“There’s a leak, there’s a leak, in the boiler room
The poor, the lame, the blind
Who are the ones that we kept in charge?
Killers, thieves, and lawyers.”
The story jumps in time between fall of 2000 and the decades before: from the Civil Rights era of the 1960s, through the 70s and 80s to the fateful 1990s of the Rwandan genocide. This is a compelling story with good narrative drive overall. After a bumpy run of flashbacks in the first half, it is well paced. The second half is smoother when the momentum has a chance to build. Scenes turn in quick, surprising, and satisfying ways. Multiple points of view are the only way to present backstories like Rachel’s father Henry, his first love, Lillian, their adopted daughter Nadine, and Doc Tucker, who helps at Lillian’s orphanage. It’s a saga, presented in snapshots. Fitting, since photography is a major theme.
Haupt has a masterful attention to detail, whether in describing the nursery of a lovingly anticipated baby or the aftermath of unspeakable atrocities. Makeshift headstones for murdered children are hand lettered: Red shirt. Kitten barrettes. Green eyes. Photographs and other simple objects convey the eerie ordinariness of evil. A character notices the glint of an earring in the dark grass, then makes the horrifying discovery that it is still attached to an ear.
The story is so good, it deserved more meticulous editing and pruning. While Haupt is a keen observer of the shifting emotional terrain of aloneness and vulnerability, a character’s ruminations were sometimes too on the nose. Moments like this veer into Nicholas Sparks territory: “It’s as if unlocking the place where she remembers her father might repair a piece of her heart that knows how to love, really love. Like a daughter. Like a mother.” Better to sketch in the stakes and let the reader do some work to fill in the rest. “She has chosen to keep her distance from love,” may well be the character having a revelation about herself, but it plays like the author not trusting the reader to get it.
Rachel frequently asks herself a barrage of questions, often to a distracting degree, and as a result, it doesn’t feel as realistic as the outer action and conversations.
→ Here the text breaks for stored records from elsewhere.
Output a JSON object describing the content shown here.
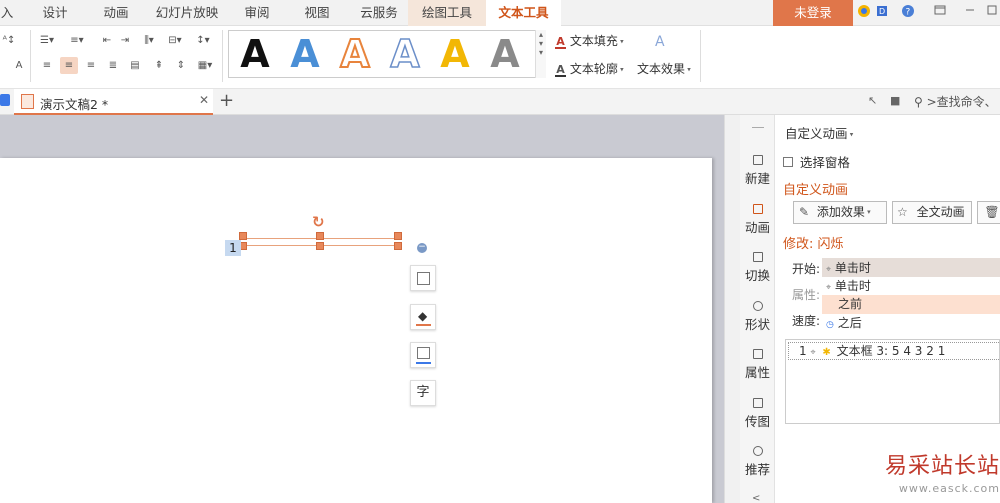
{
  "menu": {
    "cut_left": "入",
    "tabs": [
      "设计",
      "动画",
      "幻灯片放映",
      "审阅",
      "视图",
      "云服务"
    ],
    "context_tabs": [
      "绘图工具",
      "文本工具"
    ],
    "login": "未登录"
  },
  "ribbon": {
    "text_fill": "文本填充",
    "text_outline": "文本轮廓",
    "text_effect": "文本效果",
    "wordart_letter": "A",
    "wordart_colors": [
      "#111111",
      "#4a8fd6",
      "#e8843c",
      "#6c8fc9",
      "#f2b705",
      "#8a8a8a"
    ]
  },
  "doctab": {
    "title": "演示文稿2 *",
    "search": ">查找命令、"
  },
  "slide": {
    "textbox_number": "1",
    "quick_edit": "字"
  },
  "sidebar": {
    "items": [
      "新建",
      "动画",
      "切换",
      "形状",
      "属性",
      "传图",
      "推荐"
    ]
  },
  "pane": {
    "header": "自定义动画",
    "select_window": "选择窗格",
    "section_title": "自定义动画",
    "add_effect": "添加效果",
    "full_text_anim": "全文动画",
    "modify_title": "修改: 闪烁",
    "start_label": "开始:",
    "property_label": "属性:",
    "speed_label": "速度:",
    "start_value": "单击时",
    "options": [
      "单击时",
      "之前",
      "之后"
    ],
    "list_item": "1",
    "list_item_text": "文本框 3: 5 4 3 2 1"
  },
  "watermark": {
    "title": "易采站长站",
    "url": "www.easck.com"
  },
  "colors": {
    "accent": "#e0764a",
    "accent_text": "#d0551a",
    "context_tab_bg": "#f5e6da",
    "workspace_gray": "#c9cad2"
  }
}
For example, from near the end of the book, she’s thinking about her father. “Was he torn between being a responsible husband and father, and following his dreams? Had he been trying to do his best back then, too? Is that what he’s doing now?” If those had been speculations rather than questions, Rachel’s confusion could have been buoyed by the inner strength that we have felt all along.
With all the jumping around in time, particularly in the first half of the book, too many inconsistencies of timing also can be confusing and distracting. Whiskey “neat” on one page will not produce the sound of ice jangling on the next. It is not usually bitter cold, nor does it snow, in New York City in September. Nadine’s beloved cousin is called both Sylvia and Sophia on the same page. Tucker somehow makes a phone call in an area where we’ve already been told there’s no cell service. Several instances of misspellings, misused words, clichés, incomplete, and awkward sentences should have been caught in the editing.
Despite these minor editing caveats, the mystery at the heart of Rachel’s story—her father’s whereabouts and whether he will return home—comes to a surprising and satisfying conclusion that ties all the threads together. Tragic memories are finally allowed to surface into the light of day. The story ends on a hopeful, satisfying note in a scene of community reconciliation, aided by the photographs that Henry paid so dearly to obtain. And Rachel finds love and family in an unexpected place. That she recognizes and welcomes this variation on her dream is testament to the boundless renewal that lies hidden in the depths of despair.
Visit Julie E. Gabrielli at Juliegabrielli.com